- Opening Delimiter -
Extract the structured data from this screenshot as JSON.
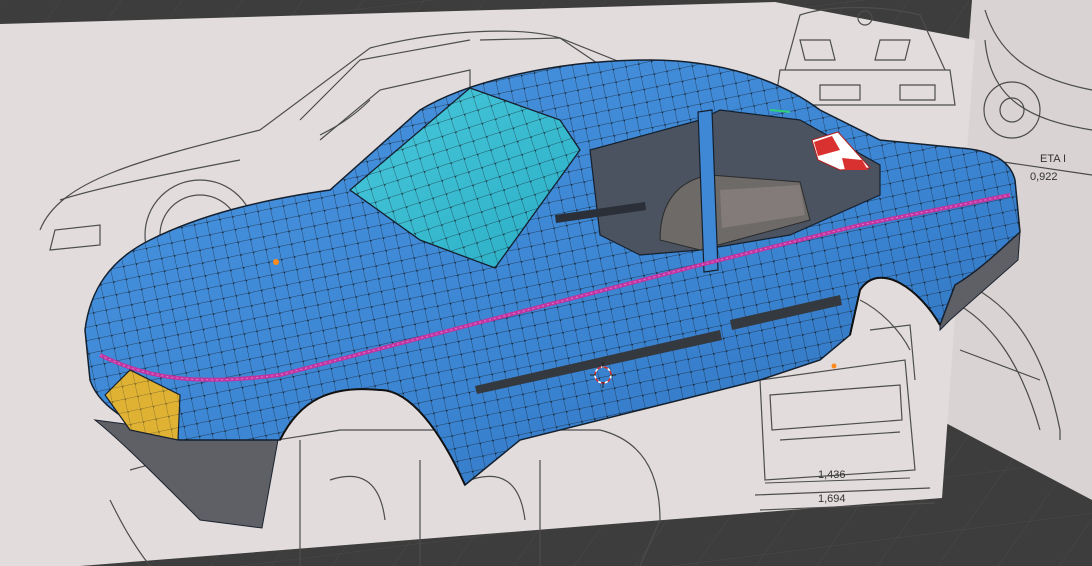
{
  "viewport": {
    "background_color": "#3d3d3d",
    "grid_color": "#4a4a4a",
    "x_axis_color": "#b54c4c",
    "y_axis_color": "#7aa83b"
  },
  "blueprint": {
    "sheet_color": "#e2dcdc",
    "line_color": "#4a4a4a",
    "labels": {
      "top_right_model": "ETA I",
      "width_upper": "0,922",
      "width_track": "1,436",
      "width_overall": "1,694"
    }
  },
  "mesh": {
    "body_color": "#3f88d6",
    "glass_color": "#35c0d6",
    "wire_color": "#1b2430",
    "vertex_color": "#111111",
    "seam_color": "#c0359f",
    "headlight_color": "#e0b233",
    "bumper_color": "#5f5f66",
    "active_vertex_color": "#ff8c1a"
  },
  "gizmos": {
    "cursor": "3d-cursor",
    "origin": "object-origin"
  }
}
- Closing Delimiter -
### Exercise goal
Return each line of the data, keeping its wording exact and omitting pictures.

### Response to this exercise
Extract the structured data from this screenshot as JSON.
{
  "viewport": {
    "background_color": "#3d3d3d",
    "grid_color": "#4a4a4a",
    "x_axis_color": "#b54c4c",
    "y_axis_color": "#7aa83b"
  },
  "blueprint": {
    "sheet_color": "#e2dcdc",
    "line_color": "#4a4a4a",
    "labels": {
      "top_right_model": "ETA I",
      "width_upper": "0,922",
      "width_track": "1,436",
      "width_overall": "1,694"
    }
  },
  "mesh": {
    "body_color": "#3f88d6",
    "glass_color": "#35c0d6",
    "wire_color": "#1b2430",
    "vertex_color": "#111111",
    "seam_color": "#c0359f",
    "headlight_color": "#e0b233",
    "bumper_color": "#5f5f66",
    "active_vertex_color": "#ff8c1a"
  },
  "gizmos": {
    "cursor": "3d-cursor",
    "origin": "object-origin"
  }
}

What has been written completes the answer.